I also discovered how to reheat a previously made bend in stainless steel tubing, and make the tubing perfectly straight again, having the need to do so, twice. Fabricating parts by "eye-balling it" does work...eventually...sometimes. In this case I was able to correct multiple misjudgements, and finally create just the right shape. Only took me three days.
Lastly, I was going to parkerize the rod, make it look real nice when it was all set up. But to parkerize, one must first create a uniform layer of iron oxide..."rust". This is how I learned beyond a shadow of a doubt my guide rod was indeed stainless steel.
With parkerizing off the table, my next choice was to refinish the rod with Duracoat, in multiple earth-tones, making a snake-skin pattern! Would have looked really awesome, too! Unfortunately, I discovered each of the three bottles of Duracoat hardener I had safely tucked away inside a plastic baggy in my fridge had long since passed their expiration date. Hardner the consitency of cold honey, which remains so even at room temperature, will NOT mix with the base color, no matter how hard, or how fast you stir! But it will clog up an airbrush quick, fast, and in a hurry!
So, for now, I'm going with a sandblasted, satin finish on my cleverly bent, stainless steel cable guide rod. This is where the roller guide comes in, as sandblasted metal is really quite abrasive, and would have eaten up a standard, friction-type slide. Here are pictures of the final product:
Last picture. All I need to do now is serve the string where it contacts the rubber stopper, and put the rubber cap on the end of the guide rod. And install the sight. And add the string loop. And screw in the ol' Doinker. And finish cutting and fletching my spiffy new arrow shafts. And...well, ok, I've got a lot to do, so I'm going to get to it. Hope this helps somebody else that might be thinking about doing something similar.
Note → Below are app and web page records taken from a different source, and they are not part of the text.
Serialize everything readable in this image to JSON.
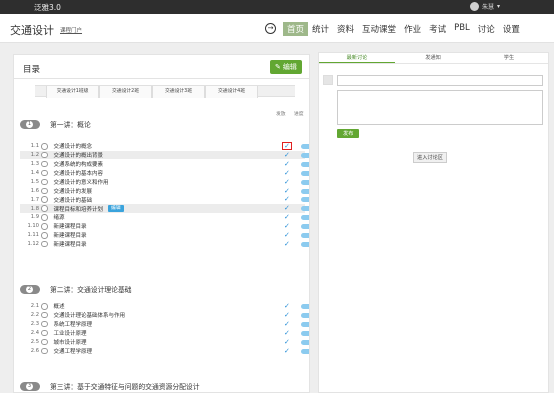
{
  "topbar": {
    "brand": "泛雅3.0",
    "user": "朱慧",
    "user_caret": "▾"
  },
  "header": {
    "title": "交通设计",
    "portal": "课程门户",
    "back_glyph": "→",
    "nav": [
      "首页",
      "统计",
      "资料",
      "互动课堂",
      "作业",
      "考试",
      "PBL",
      "讨论",
      "设置"
    ],
    "active_nav": "首页"
  },
  "catalog": {
    "title": "目录",
    "edit_label": "编辑",
    "edit_icon": "pencil-icon",
    "tabs": [
      "交通设计1班级",
      "交通设计2班",
      "交通设计3班",
      "交通设计4班"
    ],
    "col_publish": "发放",
    "col_progress": "进度",
    "check_glyph": "✓",
    "chapters": [
      {
        "num": "1",
        "title": "第一讲：概论",
        "lessons": [
          {
            "num": "1.1",
            "title": "交通设计的概念"
          },
          {
            "num": "1.2",
            "title": "交通设计的概出背景"
          },
          {
            "num": "1.3",
            "title": "交通系统的构成要素"
          },
          {
            "num": "1.4",
            "title": "交通设计的基本内容"
          },
          {
            "num": "1.5",
            "title": "交通设计的意义和作用"
          },
          {
            "num": "1.6",
            "title": "交通设计的发展"
          },
          {
            "num": "1.7",
            "title": "交通设计的基础"
          },
          {
            "num": "1.8",
            "title": "课程目标和培养计划",
            "badge": "编辑"
          },
          {
            "num": "1.9",
            "title": "绪源"
          },
          {
            "num": "1.10",
            "title": "新建课程目录"
          },
          {
            "num": "1.11",
            "title": "新建课程目录"
          },
          {
            "num": "1.12",
            "title": "新建课程目录"
          }
        ]
      },
      {
        "num": "2",
        "title": "第二讲：交通设计理论基础",
        "lessons": [
          {
            "num": "2.1",
            "title": "概述"
          },
          {
            "num": "2.2",
            "title": "交通设计理论基础体系与作用"
          },
          {
            "num": "2.3",
            "title": "系统工程学原理"
          },
          {
            "num": "2.4",
            "title": "工业设计原理"
          },
          {
            "num": "2.5",
            "title": "城市设计原理"
          },
          {
            "num": "2.6",
            "title": "交通工程学原理"
          }
        ]
      },
      {
        "num": "3",
        "title": "第三讲：基于交通特征与问题的交通资源分配设计",
        "lessons": []
      }
    ]
  },
  "discussion": {
    "tabs": [
      "最新讨论",
      "发通知",
      "学生"
    ],
    "active_tab": "最新讨论",
    "post_label": "发布",
    "enter_label": "进入讨论区"
  }
}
Good luck!
P.S. Did I already mention how important it is to wear saftey glass?
P.P.S. And gloves, too! Thick, leather gloves!